(ii) the continuation of the parent-child relationship poses a
threat to the well-being of the child;
(C) termination is in the best interests of the child; and
(D) there is a satisfactory plan for the care and treatment of the child.
Ind. Code § 31-35-2-4(b)(2).
In construing this statute, this court has held that when determining whether certain
conditions that led to the removal will be remedied, the trial court must judge the parent’s
fitness to care for his children at the time of the termination hearing. Newby v. Boone
County Div. of Family & Children (In re L.V.N.), Matter of L.V.N., 799 N.E.2d 63, 69 (Ind.
Ct. App. 2003). A parent’s habitual pattern of conduct must also be evaluated to determine
the probability of future negative behavior. D.J. v. LaGrange County Div. of Family &
Children (In re D.J.), 755 N.E.2d 679, 684 (Ind. Ct. App. 2001), trans. denied. And the trial
court need not wait until a child is irreversibly harmed such that his or her physical, mental,
and social development are permanently impaired before terminating the parent-child
Additionally, the trial court may consider the services offered as well as the parent’s
response to those services. Id. As noted above, parental rights may be terminated when
parties are unable or unwilling to meet their responsibilities. In re T.F., 743 N.E.2d at 776.
Also, when determining what is in the best interests of the children, the interests of the
parents are subordinate to those of the child.

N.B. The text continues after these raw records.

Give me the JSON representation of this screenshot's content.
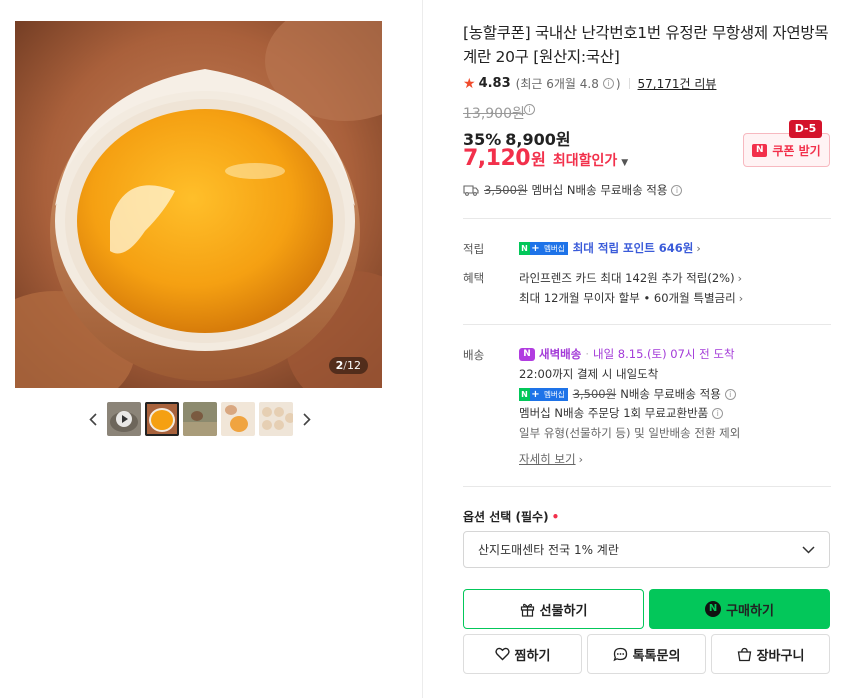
{
  "gallery": {
    "counter_current": "2",
    "counter_sep": "/",
    "counter_total": "12"
  },
  "product": {
    "title": "[농할쿠폰] 국내산 난각번호1번 유정란 무항생제 자연방목 계란 20구 [원산지:국산]",
    "rating": "4.83",
    "recent_rating": "(최근 6개월 4.8",
    "recent_close": ")",
    "review_count": "57,171건 리뷰",
    "original_price": "13,900원",
    "discount_rate": "35%",
    "discount_price": "8,900원",
    "max_price": "7,120",
    "max_unit": "원",
    "max_label": "최대할인가",
    "coupon_label": "쿠폰 받기",
    "coupon_badge": "D-5",
    "shipping_fee_strike": "3,500원",
    "shipping_text": "멤버십 N배송 무료배송 적용"
  },
  "benefits": {
    "points_label": "적립",
    "points_text": "최대 적립 포인트 646원",
    "perks_label": "혜택",
    "perk_1": "라인프렌즈 카드 최대 142원 추가 적립(2%)",
    "perk_2": "최대 12개월 무이자 할부 • 60개월 특별금리"
  },
  "delivery": {
    "label": "배송",
    "dawn_label": "새벽배송",
    "dawn_eta": "내일 8.15.(토) 07시 전 도착",
    "cutoff": "22:00까지 결제 시 내일도착",
    "nship_strike": "3,500원",
    "nship_text": "N배송 무료배송 적용",
    "return_text": "멤버십 N배송 주문당 1회 무료교환반품",
    "exception_text": "일부 유형(선물하기 등) 및 일반배송 전환 제외",
    "detail_link": "자세히 보기"
  },
  "nplus_badge": {
    "n": "N",
    "plus": "+",
    "member": "멤버십"
  },
  "options": {
    "label": "옵션 선택 (필수)",
    "required_mark": "•",
    "selected": "산지도매센타 전국 1% 계란"
  },
  "actions": {
    "gift": "선물하기",
    "buy": "구매하기",
    "wish": "찜하기",
    "talk": "톡톡문의",
    "cart": "장바구니"
  },
  "colors": {
    "accent_red": "#f2304b",
    "naver_green": "#03c75a",
    "membership_blue": "#1e73e8",
    "dawn_purple": "#a33bd8"
  }
}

Id. at 773. Thus, parental rights will be
terminated when it is no longer in the child’s best interests to maintain the relationship.
Jones v. Gibson County Div. of Family & Children (In re B.D.J.), 728 N.E.2d 195, 200 (Ind.

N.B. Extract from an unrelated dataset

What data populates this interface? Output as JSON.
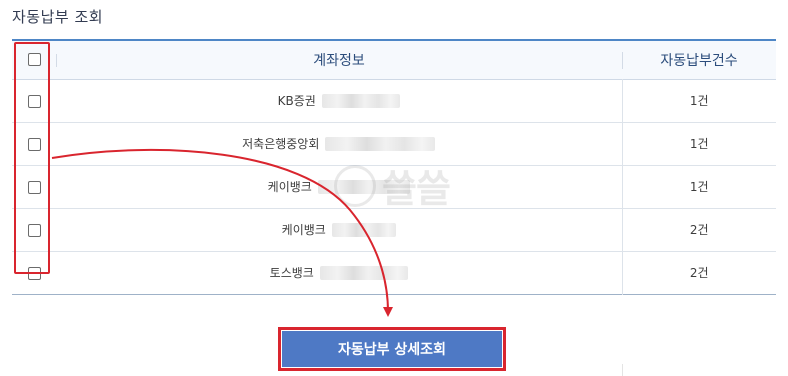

Ct. App. 2000). “[C]hildren should not be compelled to suffer emotional injury . . . or
instability to preserve parental rights.” In re L.S., 717 N.E.2d at 210.
As noted above, Smith initially cooperated with the caseworkers. However, Smith
stopped contacting her counselors and attending appointments after two months, stating that
she had “run into some bad luck . . . [her] purse was stolen, she was fired from her job, and
there was some incident with her car.” Tr. at 123-25. In light of the numerous appointments
that Smith either cancelled or failed to appear for, the purpose of the counseling and the
primary reason for the children’s removal—the incidents of molestation—could not even be
addressed. Id. at 109-10. As a result, the caseworkers and counselors were concerned for the
children’s safety, and they concluded that Smith lacked the ability to raise and protect the
children. Id. at 127, 130. The OFC case manager testified that Smith had not made any
progress during the CHINS proceedings. Id. at 57, 58, 61. Thus, because Smith failed to
cooperate with the OFC personnel, it was apparent that the reunification process could not
We also note that while Smith had been ordered to obtain suitable housing for herself
and her children, she failed to do so. Indeed, Smith experienced month-long periods of
homelessness. Id. at 145, 188. As noted above, even after the report of sexual abuse in
December 2004, Smith had moved the children in with Harvey even though she had been
told to keep Harvey away from them. Id. at 19, 183, 185-86. Moreover, Smith had
occasionally left the children with Harvey while she was at work. And once the children had
been placed in foster care, Smith lived either with Harvey, with some friends, or at her
grandmother’s house, which was too small to accommodate the children. Id. at 19, 145, 183-
In considering the foregoing, we recognize that the trial court heard the testimony of
all of the witnesses at the final hearing, observed their demeanor, and judged their credibility.
As a reviewing court, we defer to the trial court and may not weigh the testimony of
witnesses. Hence, we conclude that the OFC presented clear and convincing evidence that
Smith’s parental rights should be terminated pursuant to Indiana Code Section 31-35-2-4.
MATHIAS, J., and BRADFORD, J., concur.